American movie star Angelina Jolie is making her directorial debut with a film set during Bosnia’s civil war in the 1990s.
Angelina Jolie is used to being in front of the camera. But for her latest project, the Academy Award-winning actress stepped behind it… and into the brutality of wartime Bosnia.
“The more I learned about it and the more I read about it, the more angry I got about the lack of intervention,” Jolie says, “the more emotional I was about the violence against women. And I wanted to do a film that would help to look into the relationships between not just a couple, but also sisters, and fathers and sons, and mothers and children.”
Jolie wrote as well as directed In the Land of Blood and Honey. It is a love story between a Muslim woman and a Serb man during Bosnia-Herzogovina’s bloody, three-year ethnic conflict.

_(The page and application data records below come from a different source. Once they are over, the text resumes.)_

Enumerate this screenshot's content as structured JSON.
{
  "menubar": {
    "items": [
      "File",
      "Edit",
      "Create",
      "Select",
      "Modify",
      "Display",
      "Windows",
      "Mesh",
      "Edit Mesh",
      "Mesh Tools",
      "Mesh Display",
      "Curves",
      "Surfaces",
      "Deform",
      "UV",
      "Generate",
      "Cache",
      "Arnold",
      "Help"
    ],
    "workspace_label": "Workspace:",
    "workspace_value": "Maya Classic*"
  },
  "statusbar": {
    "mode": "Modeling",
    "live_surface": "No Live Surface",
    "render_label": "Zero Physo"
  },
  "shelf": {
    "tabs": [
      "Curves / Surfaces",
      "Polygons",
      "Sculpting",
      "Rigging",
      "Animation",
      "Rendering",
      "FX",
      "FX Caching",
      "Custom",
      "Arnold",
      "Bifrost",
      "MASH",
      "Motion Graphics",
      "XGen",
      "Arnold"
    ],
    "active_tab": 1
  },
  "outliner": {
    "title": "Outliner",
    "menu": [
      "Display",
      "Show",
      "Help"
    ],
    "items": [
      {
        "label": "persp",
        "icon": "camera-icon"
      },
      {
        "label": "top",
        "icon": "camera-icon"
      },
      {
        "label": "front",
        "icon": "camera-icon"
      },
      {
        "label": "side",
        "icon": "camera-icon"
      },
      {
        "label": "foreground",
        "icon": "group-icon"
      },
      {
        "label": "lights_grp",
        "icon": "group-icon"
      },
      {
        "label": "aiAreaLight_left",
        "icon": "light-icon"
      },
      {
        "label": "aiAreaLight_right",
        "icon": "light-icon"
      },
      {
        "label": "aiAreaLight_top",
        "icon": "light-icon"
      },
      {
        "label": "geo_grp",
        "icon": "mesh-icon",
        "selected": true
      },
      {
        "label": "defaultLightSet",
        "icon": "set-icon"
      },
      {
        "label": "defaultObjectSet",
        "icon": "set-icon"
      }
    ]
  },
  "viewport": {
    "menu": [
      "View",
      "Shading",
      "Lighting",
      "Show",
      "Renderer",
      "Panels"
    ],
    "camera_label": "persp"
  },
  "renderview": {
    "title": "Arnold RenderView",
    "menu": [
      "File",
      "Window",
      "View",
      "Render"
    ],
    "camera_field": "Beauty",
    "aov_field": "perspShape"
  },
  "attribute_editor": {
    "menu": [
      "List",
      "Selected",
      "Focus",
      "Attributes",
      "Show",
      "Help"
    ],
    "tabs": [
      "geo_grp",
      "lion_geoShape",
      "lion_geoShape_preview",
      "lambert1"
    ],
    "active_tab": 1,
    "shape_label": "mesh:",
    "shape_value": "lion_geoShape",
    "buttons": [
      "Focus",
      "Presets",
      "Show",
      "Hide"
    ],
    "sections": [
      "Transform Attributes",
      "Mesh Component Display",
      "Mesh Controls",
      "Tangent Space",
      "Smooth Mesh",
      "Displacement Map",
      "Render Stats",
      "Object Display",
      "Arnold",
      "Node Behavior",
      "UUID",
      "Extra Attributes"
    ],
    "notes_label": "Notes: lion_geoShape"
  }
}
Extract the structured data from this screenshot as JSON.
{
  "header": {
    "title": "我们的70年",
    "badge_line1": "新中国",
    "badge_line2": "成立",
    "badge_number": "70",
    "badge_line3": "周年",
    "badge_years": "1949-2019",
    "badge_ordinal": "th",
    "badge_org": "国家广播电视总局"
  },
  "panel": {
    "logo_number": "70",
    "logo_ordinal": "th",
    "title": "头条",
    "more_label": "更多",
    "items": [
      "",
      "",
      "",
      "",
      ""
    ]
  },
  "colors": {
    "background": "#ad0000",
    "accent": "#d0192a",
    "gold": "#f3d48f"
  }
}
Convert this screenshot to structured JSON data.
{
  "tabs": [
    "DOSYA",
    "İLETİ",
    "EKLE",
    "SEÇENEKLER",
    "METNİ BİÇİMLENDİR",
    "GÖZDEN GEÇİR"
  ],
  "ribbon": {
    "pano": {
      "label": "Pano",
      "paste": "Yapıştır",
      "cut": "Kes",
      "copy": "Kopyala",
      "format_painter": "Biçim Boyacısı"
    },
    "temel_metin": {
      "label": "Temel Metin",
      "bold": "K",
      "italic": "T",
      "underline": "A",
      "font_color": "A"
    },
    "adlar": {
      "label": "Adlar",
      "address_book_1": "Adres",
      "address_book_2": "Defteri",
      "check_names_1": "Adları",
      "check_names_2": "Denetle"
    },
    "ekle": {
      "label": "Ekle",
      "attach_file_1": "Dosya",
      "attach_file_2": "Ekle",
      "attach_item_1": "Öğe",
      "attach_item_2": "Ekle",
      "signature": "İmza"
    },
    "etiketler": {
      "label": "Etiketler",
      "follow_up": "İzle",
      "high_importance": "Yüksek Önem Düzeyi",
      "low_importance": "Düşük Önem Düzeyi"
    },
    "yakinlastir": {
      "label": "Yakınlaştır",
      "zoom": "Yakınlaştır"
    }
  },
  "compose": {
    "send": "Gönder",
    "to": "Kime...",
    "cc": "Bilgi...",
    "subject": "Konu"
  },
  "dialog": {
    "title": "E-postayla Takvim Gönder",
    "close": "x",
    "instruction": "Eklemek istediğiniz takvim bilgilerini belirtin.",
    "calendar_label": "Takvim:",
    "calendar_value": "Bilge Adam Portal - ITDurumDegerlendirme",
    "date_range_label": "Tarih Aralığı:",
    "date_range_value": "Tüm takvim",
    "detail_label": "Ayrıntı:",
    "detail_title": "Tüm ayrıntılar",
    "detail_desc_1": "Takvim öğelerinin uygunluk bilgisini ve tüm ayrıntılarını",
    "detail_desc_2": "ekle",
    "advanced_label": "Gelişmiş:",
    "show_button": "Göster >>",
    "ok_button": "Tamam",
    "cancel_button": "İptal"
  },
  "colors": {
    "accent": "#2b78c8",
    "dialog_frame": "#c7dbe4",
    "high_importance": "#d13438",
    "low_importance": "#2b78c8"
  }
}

Jolie says she hopes the film sparks discussion about the war and Bosnia’s continued struggle since the 1995 peace agreement.
“I want people to remember Bosnia, and I want them to remember what happened, and I want them to pay respect to all of the people who survived, and today, to remember that this country still has so much healing to do,” she explains.
As a United Nations goodwill ambassador, the mother of six and partner to Brad Pitt often brings her influence as an actress to global issues. But this time is different.
“This film is the first time that these worlds have collided for me,” Jolie says, “so this film means more to me than any film I’ve ever made.”
A film festival in the Bosnian capital Sarajevo honored Jolie earlier this year, despite initial criticism from Bosnian sexual violence victims and a lawsuit alleging she stole plot pieces from a book.
She credits her Bosnian cast and war victims, organizations and officials she consulted with the result.
“It’s not an American film made about Bosnia. It’s a film made with one American and many Bosnians and many people from the area, and we made it together,” she says.
In the Land of Blood and Honey opens in U.S. theaters on December 23. It has two versions: one in English, the other in the Bosnian language.